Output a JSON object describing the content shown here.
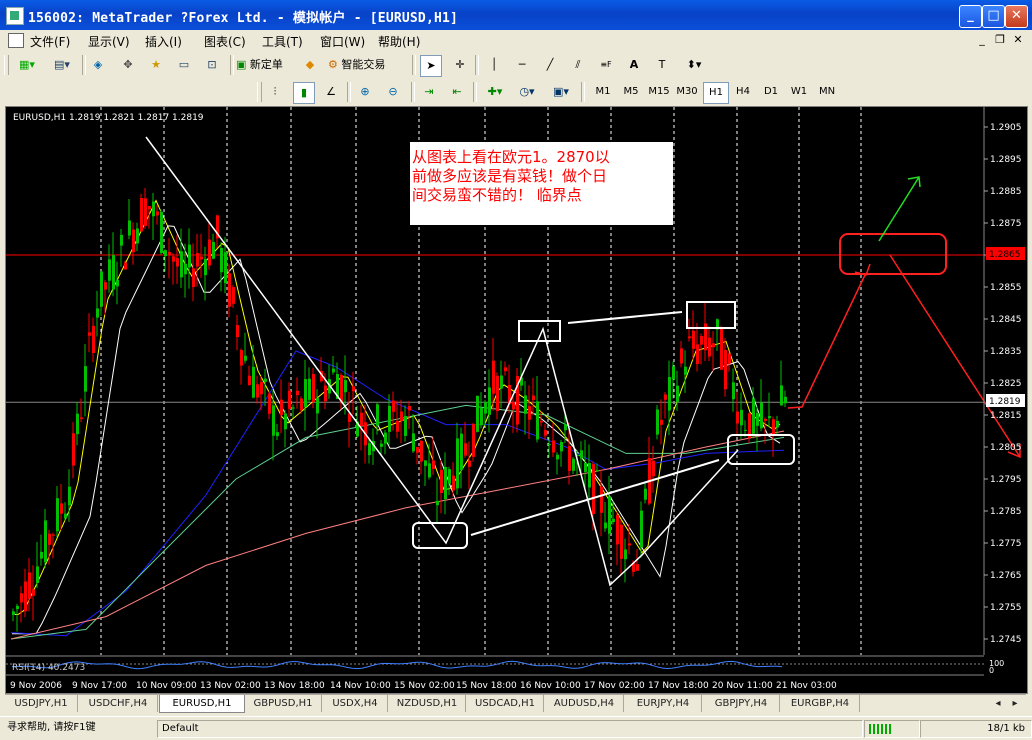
{
  "window": {
    "title": "156002: MetaTrader ?Forex Ltd. - 模拟帐户 - [EURUSD,H1]",
    "min_label": "_",
    "max_label": "□",
    "close_label": "✕"
  },
  "menu": [
    {
      "label": "文件(F)"
    },
    {
      "label": "显示(V)"
    },
    {
      "label": "插入(I)"
    },
    {
      "label": "图表(C)"
    },
    {
      "label": "工具(T)"
    },
    {
      "label": "窗口(W)"
    },
    {
      "label": "帮助(H)"
    }
  ],
  "toolbar": {
    "new_order": "新定单",
    "expert": "智能交易"
  },
  "timeframes": [
    "M1",
    "M5",
    "M15",
    "M30",
    "H1",
    "H4",
    "D1",
    "W1",
    "MN"
  ],
  "active_timeframe": "H1",
  "chart": {
    "info": "EURUSD,H1  1.2819 1.2821 1.2817 1.2819",
    "annotation_lines": [
      "从图表上看在欧元1。2870以",
      "前做多应该是有菜钱！做个日",
      "间交易蛮不错的！   临界点"
    ],
    "price_labels": [
      "1.2905",
      "1.2895",
      "1.2885",
      "1.2875",
      "1.2865",
      "1.2855",
      "1.2845",
      "1.2835",
      "1.2825",
      "1.2815",
      "1.2805",
      "1.2795",
      "1.2785",
      "1.2775",
      "1.2765",
      "1.2755",
      "1.2745"
    ],
    "red_level_label": "1.2865",
    "current_price_label": "1.2819",
    "time_labels": [
      "9 Nov 2006",
      "9 Nov 17:00",
      "10 Nov 09:00",
      "13 Nov 02:00",
      "13 Nov 18:00",
      "14 Nov 10:00",
      "15 Nov 02:00",
      "15 Nov 18:00",
      "16 Nov 10:00",
      "17 Nov 02:00",
      "17 Nov 18:00",
      "20 Nov 11:00",
      "21 Nov 03:00"
    ],
    "rsi_label": "RSI(14) 40.2473",
    "rsi_scale": [
      "100",
      "0"
    ]
  },
  "tabs": [
    "USDJPY,H1",
    "USDCHF,H4",
    "EURUSD,H1",
    "GBPUSD,H1",
    "USDX,H4",
    "NZDUSD,H1",
    "USDCAD,H1",
    "AUDUSD,H4",
    "EURJPY,H4",
    "GBPJPY,H4",
    "EURGBP,H4"
  ],
  "active_tab": "EURUSD,H1",
  "status": {
    "help": "寻求帮助, 请按F1键",
    "profile": "Default",
    "traffic": "18/1 kb"
  },
  "colors": {
    "titlebar": "#0a4fd9",
    "chart_bg": "#000000",
    "bull_candle": "#00c000",
    "bear_candle": "#ff0000",
    "resistance": "#ff0000",
    "ma_fast": "#ffff00",
    "ma_white": "#ffffff",
    "ma_blue": "#2020ff",
    "ma_green": "#5fd08f",
    "ma_pink": "#ff8080"
  }
}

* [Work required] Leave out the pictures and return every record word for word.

* [Exercise answer]
Output a JSON object describing the content shown here.
{
  "window": {
    "title": "156002: MetaTrader ?Forex Ltd. - 模拟帐户 - [EURUSD,H1]",
    "min_label": "_",
    "max_label": "□",
    "close_label": "✕"
  },
  "menu": [
    {
      "label": "文件(F)"
    },
    {
      "label": "显示(V)"
    },
    {
      "label": "插入(I)"
    },
    {
      "label": "图表(C)"
    },
    {
      "label": "工具(T)"
    },
    {
      "label": "窗口(W)"
    },
    {
      "label": "帮助(H)"
    }
  ],
  "toolbar": {
    "new_order": "新定单",
    "expert": "智能交易"
  },
  "timeframes": [
    "M1",
    "M5",
    "M15",
    "M30",
    "H1",
    "H4",
    "D1",
    "W1",
    "MN"
  ],
  "active_timeframe": "H1",
  "chart": {
    "info": "EURUSD,H1  1.2819 1.2821 1.2817 1.2819",
    "annotation_lines": [
      "从图表上看在欧元1。2870以",
      "前做多应该是有菜钱！做个日",
      "间交易蛮不错的！   临界点"
    ],
    "price_labels": [
      "1.2905",
      "1.2895",
      "1.2885",
      "1.2875",
      "1.2865",
      "1.2855",
      "1.2845",
      "1.2835",
      "1.2825",
      "1.2815",
      "1.2805",
      "1.2795",
      "1.2785",
      "1.2775",
      "1.2765",
      "1.2755",
      "1.2745"
    ],
    "red_level_label": "1.2865",
    "current_price_label": "1.2819",
    "time_labels": [
      "9 Nov 2006",
      "9 Nov 17:00",
      "10 Nov 09:00",
      "13 Nov 02:00",
      "13 Nov 18:00",
      "14 Nov 10:00",
      "15 Nov 02:00",
      "15 Nov 18:00",
      "16 Nov 10:00",
      "17 Nov 02:00",
      "17 Nov 18:00",
      "20 Nov 11:00",
      "21 Nov 03:00"
    ],
    "rsi_label": "RSI(14) 40.2473",
    "rsi_scale": [
      "100",
      "0"
    ]
  },
  "tabs": [
    "USDJPY,H1",
    "USDCHF,H4",
    "EURUSD,H1",
    "GBPUSD,H1",
    "USDX,H4",
    "NZDUSD,H1",
    "USDCAD,H1",
    "AUDUSD,H4",
    "EURJPY,H4",
    "GBPJPY,H4",
    "EURGBP,H4"
  ],
  "active_tab": "EURUSD,H1",
  "status": {
    "help": "寻求帮助, 请按F1键",
    "profile": "Default",
    "traffic": "18/1 kb"
  },
  "colors": {
    "titlebar": "#0a4fd9",
    "chart_bg": "#000000",
    "bull_candle": "#00c000",
    "bear_candle": "#ff0000",
    "resistance": "#ff0000",
    "ma_fast": "#ffff00",
    "ma_white": "#ffffff",
    "ma_blue": "#2020ff",
    "ma_green": "#5fd08f",
    "ma_pink": "#ff8080"
  }
}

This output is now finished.